“She can’t write or spell, and it’s scary,” she said.
Rob Graham, spokesman for Boston Children’s Hospital, said in an email that “All patients at Boston Children’s receive medically necessary care.”
As for whether education is provided, he wrote, “Boston Children’s provides academic support for patients who are at the hospital for extended stays, including the inpatient psychiatric unit. Coordination with patients’ home school occurs to develop an individual educational plan.”
Linda Pelletier also said that her daughter had had a stroke when she was young but that doctors there have not taken that into account in her care.
Judge Joseph Johnston has put a gag order on all parties involved in the hearings, which began in February 2013.
The Pelletiers said they didn’t think their comments violated the gag order. “Somebody has to defend her,” Lou Pelletier said. “It’s not this court, it’s not the state of Massachusetts.”
The Massachusetts Department of Children and Families could be reached for comment.
Also at Tuesday’s hearing was Dr. Mark Korson of Tufts Medical Center, an ally to the Pelletiers. Since last year, the Pelletiers have fought to have Justina transferred to Tufts for treatment.
“I have a right as a U.S. citizen to take my daughter to what doctor I want to, and it’s been taken away,” Linda Pelletier said.
The Pelletiers’ comments upon leaving court Tuesday were in marked contrast to their reaction after the last hearing in the case, on Jan. 10, when Lou Pelletier said “progress is being made.” Sources close to the family said that the court had ordered Justina to be transferred to a transitional facility.
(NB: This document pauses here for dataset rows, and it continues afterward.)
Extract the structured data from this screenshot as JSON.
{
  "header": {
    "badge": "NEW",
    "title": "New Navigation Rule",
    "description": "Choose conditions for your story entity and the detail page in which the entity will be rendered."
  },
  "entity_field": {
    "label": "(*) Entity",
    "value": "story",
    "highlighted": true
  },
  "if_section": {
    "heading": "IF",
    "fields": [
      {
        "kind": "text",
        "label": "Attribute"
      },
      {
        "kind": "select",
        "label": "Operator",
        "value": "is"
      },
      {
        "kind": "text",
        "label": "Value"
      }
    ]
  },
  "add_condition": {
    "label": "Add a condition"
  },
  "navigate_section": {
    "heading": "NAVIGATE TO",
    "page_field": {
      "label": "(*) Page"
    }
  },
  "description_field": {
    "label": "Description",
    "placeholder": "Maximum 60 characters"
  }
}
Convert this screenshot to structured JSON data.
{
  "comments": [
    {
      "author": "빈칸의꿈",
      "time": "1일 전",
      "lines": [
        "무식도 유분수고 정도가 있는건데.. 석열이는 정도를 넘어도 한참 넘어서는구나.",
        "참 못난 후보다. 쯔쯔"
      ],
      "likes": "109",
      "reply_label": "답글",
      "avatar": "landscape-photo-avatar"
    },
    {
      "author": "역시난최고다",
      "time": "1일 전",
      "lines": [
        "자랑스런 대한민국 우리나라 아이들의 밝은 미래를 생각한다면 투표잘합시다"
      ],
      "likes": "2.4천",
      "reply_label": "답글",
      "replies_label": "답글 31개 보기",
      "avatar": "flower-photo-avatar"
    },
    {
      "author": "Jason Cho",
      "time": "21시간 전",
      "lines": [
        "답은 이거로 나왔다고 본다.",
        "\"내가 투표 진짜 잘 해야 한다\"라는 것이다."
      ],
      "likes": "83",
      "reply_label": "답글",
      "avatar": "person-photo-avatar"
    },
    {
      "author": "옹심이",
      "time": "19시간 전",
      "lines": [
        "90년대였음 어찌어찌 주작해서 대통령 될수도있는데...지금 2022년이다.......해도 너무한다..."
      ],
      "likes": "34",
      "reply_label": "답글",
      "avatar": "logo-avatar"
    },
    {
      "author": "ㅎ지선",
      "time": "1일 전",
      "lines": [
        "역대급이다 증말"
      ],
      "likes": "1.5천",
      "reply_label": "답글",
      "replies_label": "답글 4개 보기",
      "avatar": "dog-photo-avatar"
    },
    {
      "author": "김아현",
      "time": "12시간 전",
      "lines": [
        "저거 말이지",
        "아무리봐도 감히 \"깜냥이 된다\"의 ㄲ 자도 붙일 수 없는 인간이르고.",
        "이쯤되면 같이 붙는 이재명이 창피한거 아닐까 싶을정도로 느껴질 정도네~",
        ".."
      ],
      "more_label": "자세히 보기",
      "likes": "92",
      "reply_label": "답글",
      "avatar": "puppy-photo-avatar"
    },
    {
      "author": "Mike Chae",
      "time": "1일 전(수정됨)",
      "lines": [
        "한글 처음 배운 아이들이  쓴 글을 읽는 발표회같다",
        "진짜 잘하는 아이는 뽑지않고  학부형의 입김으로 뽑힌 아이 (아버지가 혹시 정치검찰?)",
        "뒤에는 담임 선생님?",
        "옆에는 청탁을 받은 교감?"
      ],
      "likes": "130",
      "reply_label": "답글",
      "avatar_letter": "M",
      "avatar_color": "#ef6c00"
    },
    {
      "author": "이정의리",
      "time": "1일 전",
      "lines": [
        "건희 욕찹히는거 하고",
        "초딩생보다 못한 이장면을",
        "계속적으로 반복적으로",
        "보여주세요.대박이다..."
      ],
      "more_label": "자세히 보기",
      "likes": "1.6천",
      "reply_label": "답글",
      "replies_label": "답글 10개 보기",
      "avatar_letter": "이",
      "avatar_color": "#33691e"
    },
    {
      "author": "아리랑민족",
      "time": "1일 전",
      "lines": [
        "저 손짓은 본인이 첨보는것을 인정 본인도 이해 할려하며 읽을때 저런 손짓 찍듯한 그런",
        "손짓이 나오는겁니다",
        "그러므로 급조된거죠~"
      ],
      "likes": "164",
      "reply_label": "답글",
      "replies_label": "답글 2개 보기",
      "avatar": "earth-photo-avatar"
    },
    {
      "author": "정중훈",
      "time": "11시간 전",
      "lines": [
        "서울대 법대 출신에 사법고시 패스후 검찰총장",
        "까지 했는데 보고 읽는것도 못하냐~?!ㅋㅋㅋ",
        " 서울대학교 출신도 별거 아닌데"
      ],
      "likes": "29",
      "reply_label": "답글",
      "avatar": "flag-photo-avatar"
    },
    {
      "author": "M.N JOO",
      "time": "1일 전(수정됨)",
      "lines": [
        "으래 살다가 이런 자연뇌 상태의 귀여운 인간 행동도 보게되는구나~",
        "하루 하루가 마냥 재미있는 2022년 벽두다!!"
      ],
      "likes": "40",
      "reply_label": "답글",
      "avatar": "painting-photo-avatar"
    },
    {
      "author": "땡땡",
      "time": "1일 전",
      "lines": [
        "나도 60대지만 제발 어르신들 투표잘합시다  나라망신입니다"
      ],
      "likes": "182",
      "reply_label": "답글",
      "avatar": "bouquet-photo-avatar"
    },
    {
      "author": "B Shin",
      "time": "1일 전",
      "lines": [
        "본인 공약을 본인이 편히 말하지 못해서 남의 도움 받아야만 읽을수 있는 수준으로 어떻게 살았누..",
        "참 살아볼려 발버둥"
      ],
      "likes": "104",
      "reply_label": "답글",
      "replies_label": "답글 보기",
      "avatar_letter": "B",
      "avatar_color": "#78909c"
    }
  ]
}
It was the first sign that an agreement was being reached between the family and the state.
The Boston Globe has reported that Justina has been transferred to a residential program at Wayside Youth and Family Support Network in Framingham.
Health experts say mitochondrial disease is difficult to diagnose definitively. Gastrointestinal disorders, learning disabilities, and extreme fatigue and muscle weakness are among its symptoms. The disease causes the body to have trouble converting sugar and oxygen into energy.
By William Weir, Hartford Courant